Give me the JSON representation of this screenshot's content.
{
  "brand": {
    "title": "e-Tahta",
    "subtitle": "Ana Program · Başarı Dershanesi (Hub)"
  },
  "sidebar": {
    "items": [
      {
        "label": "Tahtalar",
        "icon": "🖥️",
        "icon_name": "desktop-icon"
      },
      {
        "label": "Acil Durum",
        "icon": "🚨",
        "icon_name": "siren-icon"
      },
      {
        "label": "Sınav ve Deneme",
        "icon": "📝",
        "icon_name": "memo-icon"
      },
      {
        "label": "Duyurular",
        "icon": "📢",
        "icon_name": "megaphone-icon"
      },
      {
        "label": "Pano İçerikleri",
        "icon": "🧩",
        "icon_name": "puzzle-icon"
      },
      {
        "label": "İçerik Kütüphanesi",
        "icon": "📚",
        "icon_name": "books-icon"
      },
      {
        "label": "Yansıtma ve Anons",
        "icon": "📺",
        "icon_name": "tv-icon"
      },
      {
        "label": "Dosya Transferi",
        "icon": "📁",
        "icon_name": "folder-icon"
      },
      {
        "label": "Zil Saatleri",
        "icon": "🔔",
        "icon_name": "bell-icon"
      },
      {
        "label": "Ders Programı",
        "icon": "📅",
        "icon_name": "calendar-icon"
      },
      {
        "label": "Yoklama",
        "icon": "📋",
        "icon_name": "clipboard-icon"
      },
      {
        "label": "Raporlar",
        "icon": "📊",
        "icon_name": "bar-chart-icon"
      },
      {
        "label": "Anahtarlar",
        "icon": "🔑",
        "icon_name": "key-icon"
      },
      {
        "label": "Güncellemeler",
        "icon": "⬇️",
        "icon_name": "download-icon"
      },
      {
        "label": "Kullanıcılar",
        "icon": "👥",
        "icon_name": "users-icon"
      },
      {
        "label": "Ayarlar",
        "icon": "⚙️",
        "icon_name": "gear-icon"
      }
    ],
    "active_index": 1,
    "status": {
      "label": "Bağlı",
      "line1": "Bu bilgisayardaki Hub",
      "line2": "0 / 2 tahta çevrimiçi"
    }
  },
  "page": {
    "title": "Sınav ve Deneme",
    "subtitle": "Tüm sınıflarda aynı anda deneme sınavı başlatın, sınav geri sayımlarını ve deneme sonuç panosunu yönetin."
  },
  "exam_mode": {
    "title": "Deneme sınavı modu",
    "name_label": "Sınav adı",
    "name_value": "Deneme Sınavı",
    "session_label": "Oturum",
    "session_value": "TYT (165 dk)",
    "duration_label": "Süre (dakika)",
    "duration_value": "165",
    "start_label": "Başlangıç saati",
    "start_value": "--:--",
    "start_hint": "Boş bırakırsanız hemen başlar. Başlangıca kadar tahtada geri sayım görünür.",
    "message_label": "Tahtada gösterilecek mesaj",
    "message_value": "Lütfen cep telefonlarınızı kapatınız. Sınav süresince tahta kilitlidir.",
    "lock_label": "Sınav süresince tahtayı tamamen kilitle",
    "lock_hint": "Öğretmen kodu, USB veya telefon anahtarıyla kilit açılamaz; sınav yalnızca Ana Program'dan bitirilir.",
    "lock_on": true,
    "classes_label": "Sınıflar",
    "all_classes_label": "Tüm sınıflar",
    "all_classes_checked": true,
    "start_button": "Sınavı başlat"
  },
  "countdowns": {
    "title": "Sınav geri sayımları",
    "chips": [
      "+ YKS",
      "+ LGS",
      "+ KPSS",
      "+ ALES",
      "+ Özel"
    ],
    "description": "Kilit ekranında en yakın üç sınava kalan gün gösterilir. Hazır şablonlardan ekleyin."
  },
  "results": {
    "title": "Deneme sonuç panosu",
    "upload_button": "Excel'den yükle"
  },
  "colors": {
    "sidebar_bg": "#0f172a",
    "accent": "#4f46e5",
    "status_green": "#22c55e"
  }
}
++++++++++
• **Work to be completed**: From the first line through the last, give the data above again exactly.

• **Result of the exercise**:
Give me the JSON representation of this screenshot's content.
{
  "brand": {
    "title": "e-Tahta",
    "subtitle": "Ana Program · Başarı Dershanesi (Hub)"
  },
  "sidebar": {
    "items": [
      {
        "label": "Tahtalar",
        "icon": "🖥️",
        "icon_name": "desktop-icon"
      },
      {
        "label": "Acil Durum",
        "icon": "🚨",
        "icon_name": "siren-icon"
      },
      {
        "label": "Sınav ve Deneme",
        "icon": "📝",
        "icon_name": "memo-icon"
      },
      {
        "label": "Duyurular",
        "icon": "📢",
        "icon_name": "megaphone-icon"
      },
      {
        "label": "Pano İçerikleri",
        "icon": "🧩",
        "icon_name": "puzzle-icon"
      },
      {
        "label": "İçerik Kütüphanesi",
        "icon": "📚",
        "icon_name": "books-icon"
      },
      {
        "label": "Yansıtma ve Anons",
        "icon": "📺",
        "icon_name": "tv-icon"
      },
      {
        "label": "Dosya Transferi",
        "icon": "📁",
        "icon_name": "folder-icon"
      },
      {
        "label": "Zil Saatleri",
        "icon": "🔔",
        "icon_name": "bell-icon"
      },
      {
        "label": "Ders Programı",
        "icon": "📅",
        "icon_name": "calendar-icon"
      },
      {
        "label": "Yoklama",
        "icon": "📋",
        "icon_name": "clipboard-icon"
      },
      {
        "label": "Raporlar",
        "icon": "📊",
        "icon_name": "bar-chart-icon"
      },
      {
        "label": "Anahtarlar",
        "icon": "🔑",
        "icon_name": "key-icon"
      },
      {
        "label": "Güncellemeler",
        "icon": "⬇️",
        "icon_name": "download-icon"
      },
      {
        "label": "Kullanıcılar",
        "icon": "👥",
        "icon_name": "users-icon"
      },
      {
        "label": "Ayarlar",
        "icon": "⚙️",
        "icon_name": "gear-icon"
      }
    ],
    "active_index": 1,
    "status": {
      "label": "Bağlı",
      "line1": "Bu bilgisayardaki Hub",
      "line2": "0 / 2 tahta çevrimiçi"
    }
  },
  "page": {
    "title": "Sınav ve Deneme",
    "subtitle": "Tüm sınıflarda aynı anda deneme sınavı başlatın, sınav geri sayımlarını ve deneme sonuç panosunu yönetin."
  },
  "exam_mode": {
    "title": "Deneme sınavı modu",
    "name_label": "Sınav adı",
    "name_value": "Deneme Sınavı",
    "session_label": "Oturum",
    "session_value": "TYT (165 dk)",
    "duration_label": "Süre (dakika)",
    "duration_value": "165",
    "start_label": "Başlangıç saati",
    "start_value": "--:--",
    "start_hint": "Boş bırakırsanız hemen başlar. Başlangıca kadar tahtada geri sayım görünür.",
    "message_label": "Tahtada gösterilecek mesaj",
    "message_value": "Lütfen cep telefonlarınızı kapatınız. Sınav süresince tahta kilitlidir.",
    "lock_label": "Sınav süresince tahtayı tamamen kilitle",
    "lock_hint": "Öğretmen kodu, USB veya telefon anahtarıyla kilit açılamaz; sınav yalnızca Ana Program'dan bitirilir.",
    "lock_on": true,
    "classes_label": "Sınıflar",
    "all_classes_label": "Tüm sınıflar",
    "all_classes_checked": true,
    "start_button": "Sınavı başlat"
  },
  "countdowns": {
    "title": "Sınav geri sayımları",
    "chips": [
      "+ YKS",
      "+ LGS",
      "+ KPSS",
      "+ ALES",
      "+ Özel"
    ],
    "description": "Kilit ekranında en yakın üç sınava kalan gün gösterilir. Hazır şablonlardan ekleyin."
  },
  "results": {
    "title": "Deneme sonuç panosu",
    "upload_button": "Excel'den yükle"
  },
  "colors": {
    "sidebar_bg": "#0f172a",
    "accent": "#4f46e5",
    "status_green": "#22c55e"
  }
}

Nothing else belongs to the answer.